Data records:
• • •

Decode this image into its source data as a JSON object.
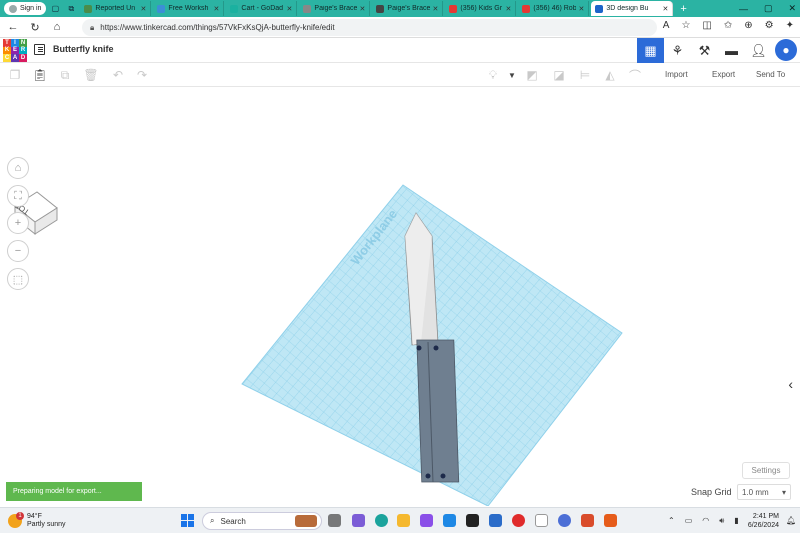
{
  "browser": {
    "signin_label": "Sign in",
    "tabs": [
      {
        "title": "Reported Un",
        "color": "#4a8c4a"
      },
      {
        "title": "Free Worksh",
        "color": "#3c8fd6"
      },
      {
        "title": "Cart - GoDad",
        "color": "#1bb1a0"
      },
      {
        "title": "Paige's Brace",
        "color": "#888888"
      },
      {
        "title": "Paige's Brace",
        "color": "#444444"
      },
      {
        "title": "(356) Kids Gr",
        "color": "#e53935"
      },
      {
        "title": "(356) 46) Rob",
        "color": "#e53935"
      },
      {
        "title": "3D design Bu",
        "color": "#1c64c9",
        "active": true
      }
    ],
    "url": "https://www.tinkercad.com/things/57VkFxKsQjA-butterfly-knife/edit"
  },
  "app": {
    "logo_letters": [
      "TIN",
      "KER",
      "CAD"
    ],
    "logo_colors": [
      "#e53935",
      "#1e88e5",
      "#43a047",
      "#fb8c00",
      "#8e24aa",
      "#00acc1",
      "#fdd835",
      "#5e35b1",
      "#d81b60"
    ],
    "design_title": "Butterfly knife",
    "toolbar": {
      "import_label": "Import",
      "export_label": "Export",
      "sendto_label": "Send To"
    },
    "viewport": {
      "viewcube_label": "TOP",
      "workplane_label": "Workplane",
      "settings_label": "Settings",
      "snap_grid_label": "Snap Grid",
      "snap_grid_value": "1.0 mm",
      "toast_text": "Preparing model for export..."
    }
  },
  "taskbar": {
    "weather_temp": "94°F",
    "weather_desc": "Partly sunny",
    "weather_badge": "1",
    "search_placeholder": "Search",
    "time": "2:41 PM",
    "date": "6/26/2024"
  }
}
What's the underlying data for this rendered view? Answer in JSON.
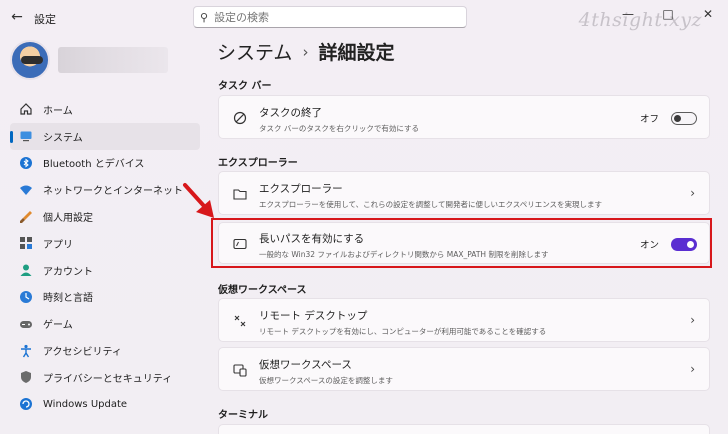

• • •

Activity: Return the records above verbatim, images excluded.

Exercise answer:
Decode this image into its source data as a JSON object.
{
  "browser": {
    "signin_label": "Sign in",
    "tabs": [
      {
        "title": "Reported Un",
        "color": "#4a8c4a"
      },
      {
        "title": "Free Worksh",
        "color": "#3c8fd6"
      },
      {
        "title": "Cart - GoDad",
        "color": "#1bb1a0"
      },
      {
        "title": "Paige's Brace",
        "color": "#888888"
      },
      {
        "title": "Paige's Brace",
        "color": "#444444"
      },
      {
        "title": "(356) Kids Gr",
        "color": "#e53935"
      },
      {
        "title": "(356) 46) Rob",
        "color": "#e53935"
      },
      {
        "title": "3D design Bu",
        "color": "#1c64c9",
        "active": true
      }
    ],
    "url": "https://www.tinkercad.com/things/57VkFxKsQjA-butterfly-knife/edit"
  },
  "app": {
    "logo_letters": [
      "TIN",
      "KER",
      "CAD"
    ],
    "logo_colors": [
      "#e53935",
      "#1e88e5",
      "#43a047",
      "#fb8c00",
      "#8e24aa",
      "#00acc1",
      "#fdd835",
      "#5e35b1",
      "#d81b60"
    ],
    "design_title": "Butterfly knife",
    "toolbar": {
      "import_label": "Import",
      "export_label": "Export",
      "sendto_label": "Send To"
    },
    "viewport": {
      "viewcube_label": "TOP",
      "workplane_label": "Workplane",
      "settings_label": "Settings",
      "snap_grid_label": "Snap Grid",
      "snap_grid_value": "1.0 mm",
      "toast_text": "Preparing model for export..."
    }
  },
  "taskbar": {
    "weather_temp": "94°F",
    "weather_desc": "Partly sunny",
    "weather_badge": "1",
    "search_placeholder": "Search",
    "time": "2:41 PM",
    "date": "6/26/2024"
  }
}
What's the underlying data for this rendered view? Answer in JSON.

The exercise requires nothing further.